=== Begin Enclosure ===

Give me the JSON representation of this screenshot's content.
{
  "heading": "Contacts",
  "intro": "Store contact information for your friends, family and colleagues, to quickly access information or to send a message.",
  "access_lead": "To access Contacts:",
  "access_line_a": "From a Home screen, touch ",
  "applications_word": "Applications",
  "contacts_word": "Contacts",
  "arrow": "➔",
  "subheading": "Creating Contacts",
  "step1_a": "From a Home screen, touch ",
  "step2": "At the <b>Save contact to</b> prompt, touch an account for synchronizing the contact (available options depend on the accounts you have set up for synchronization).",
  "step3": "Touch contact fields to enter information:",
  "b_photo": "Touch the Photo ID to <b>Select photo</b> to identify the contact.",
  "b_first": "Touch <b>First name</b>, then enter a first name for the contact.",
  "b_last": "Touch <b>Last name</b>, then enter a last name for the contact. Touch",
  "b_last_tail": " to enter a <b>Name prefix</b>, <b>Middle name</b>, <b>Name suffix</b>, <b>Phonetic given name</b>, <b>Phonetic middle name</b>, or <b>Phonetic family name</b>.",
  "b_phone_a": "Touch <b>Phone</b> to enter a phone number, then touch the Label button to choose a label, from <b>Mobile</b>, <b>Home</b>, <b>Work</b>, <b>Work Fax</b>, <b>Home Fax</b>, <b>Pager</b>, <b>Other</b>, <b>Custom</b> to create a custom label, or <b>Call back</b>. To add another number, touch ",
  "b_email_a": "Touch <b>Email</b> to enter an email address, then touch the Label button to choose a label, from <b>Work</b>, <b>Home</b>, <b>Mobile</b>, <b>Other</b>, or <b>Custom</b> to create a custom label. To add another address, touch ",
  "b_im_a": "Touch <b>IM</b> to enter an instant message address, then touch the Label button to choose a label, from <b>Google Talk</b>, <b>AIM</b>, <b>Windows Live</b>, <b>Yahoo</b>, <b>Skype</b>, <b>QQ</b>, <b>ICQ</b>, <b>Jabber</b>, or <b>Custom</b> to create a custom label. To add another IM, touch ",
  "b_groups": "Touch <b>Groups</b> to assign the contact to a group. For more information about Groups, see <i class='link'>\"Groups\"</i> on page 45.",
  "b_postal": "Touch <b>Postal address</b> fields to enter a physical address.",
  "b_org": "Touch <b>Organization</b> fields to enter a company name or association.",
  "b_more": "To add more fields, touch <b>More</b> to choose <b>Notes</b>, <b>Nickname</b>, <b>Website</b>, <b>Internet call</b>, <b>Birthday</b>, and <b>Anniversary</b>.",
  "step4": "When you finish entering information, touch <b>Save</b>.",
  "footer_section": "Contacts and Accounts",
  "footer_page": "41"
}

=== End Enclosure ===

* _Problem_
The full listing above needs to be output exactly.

* _The answer_
Give me the JSON representation of this screenshot's content.
{
  "heading": "Contacts",
  "intro": "Store contact information for your friends, family and colleagues, to quickly access information or to send a message.",
  "access_lead": "To access Contacts:",
  "access_line_a": "From a Home screen, touch ",
  "applications_word": "Applications",
  "contacts_word": "Contacts",
  "arrow": "➔",
  "subheading": "Creating Contacts",
  "step1_a": "From a Home screen, touch ",
  "step2": "At the <b>Save contact to</b> prompt, touch an account for synchronizing the contact (available options depend on the accounts you have set up for synchronization).",
  "step3": "Touch contact fields to enter information:",
  "b_photo": "Touch the Photo ID to <b>Select photo</b> to identify the contact.",
  "b_first": "Touch <b>First name</b>, then enter a first name for the contact.",
  "b_last": "Touch <b>Last name</b>, then enter a last name for the contact. Touch",
  "b_last_tail": " to enter a <b>Name prefix</b>, <b>Middle name</b>, <b>Name suffix</b>, <b>Phonetic given name</b>, <b>Phonetic middle name</b>, or <b>Phonetic family name</b>.",
  "b_phone_a": "Touch <b>Phone</b> to enter a phone number, then touch the Label button to choose a label, from <b>Mobile</b>, <b>Home</b>, <b>Work</b>, <b>Work Fax</b>, <b>Home Fax</b>, <b>Pager</b>, <b>Other</b>, <b>Custom</b> to create a custom label, or <b>Call back</b>. To add another number, touch ",
  "b_email_a": "Touch <b>Email</b> to enter an email address, then touch the Label button to choose a label, from <b>Work</b>, <b>Home</b>, <b>Mobile</b>, <b>Other</b>, or <b>Custom</b> to create a custom label. To add another address, touch ",
  "b_im_a": "Touch <b>IM</b> to enter an instant message address, then touch the Label button to choose a label, from <b>Google Talk</b>, <b>AIM</b>, <b>Windows Live</b>, <b>Yahoo</b>, <b>Skype</b>, <b>QQ</b>, <b>ICQ</b>, <b>Jabber</b>, or <b>Custom</b> to create a custom label. To add another IM, touch ",
  "b_groups": "Touch <b>Groups</b> to assign the contact to a group. For more information about Groups, see <i class='link'>\"Groups\"</i> on page 45.",
  "b_postal": "Touch <b>Postal address</b> fields to enter a physical address.",
  "b_org": "Touch <b>Organization</b> fields to enter a company name or association.",
  "b_more": "To add more fields, touch <b>More</b> to choose <b>Notes</b>, <b>Nickname</b>, <b>Website</b>, <b>Internet call</b>, <b>Birthday</b>, and <b>Anniversary</b>.",
  "step4": "When you finish entering information, touch <b>Save</b>.",
  "footer_section": "Contacts and Accounts",
  "footer_page": "41"
}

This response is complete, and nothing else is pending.